> [EXERCISE DESCRIPTION]: Scan the entries for "rest". Every line that holds it is to be copied.
▶
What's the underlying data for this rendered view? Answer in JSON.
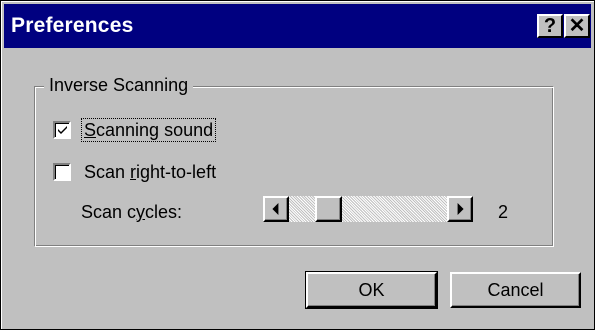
{
  "window": {
    "title": "Preferences",
    "help_button": "?",
    "close_button": "✕"
  },
  "group": {
    "label": "Inverse Scanning"
  },
  "options": {
    "scanning_sound": {
      "mnemonic": "S",
      "rest": "canning sound",
      "checked": true
    },
    "scan_right_to_left": {
      "before": "Scan ",
      "mnemonic": "r",
      "rest": "ight-to-left",
      "checked": false
    }
  },
  "scan_cycles": {
    "label_before": "Scan c",
    "label_mnemonic": "y",
    "label_after": "cles:",
    "value": "2"
  },
  "buttons": {
    "ok": "OK",
    "cancel": "Cancel"
  },
  "icons": {
    "help": "question-mark-icon",
    "close": "close-icon",
    "check": "checkmark-icon",
    "scroll_left": "left-arrow-icon",
    "scroll_right": "right-arrow-icon"
  }
}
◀
> [EXERCISE OUTPUT]:
      "rest": "canning sound",
      "rest": "ight-to-left",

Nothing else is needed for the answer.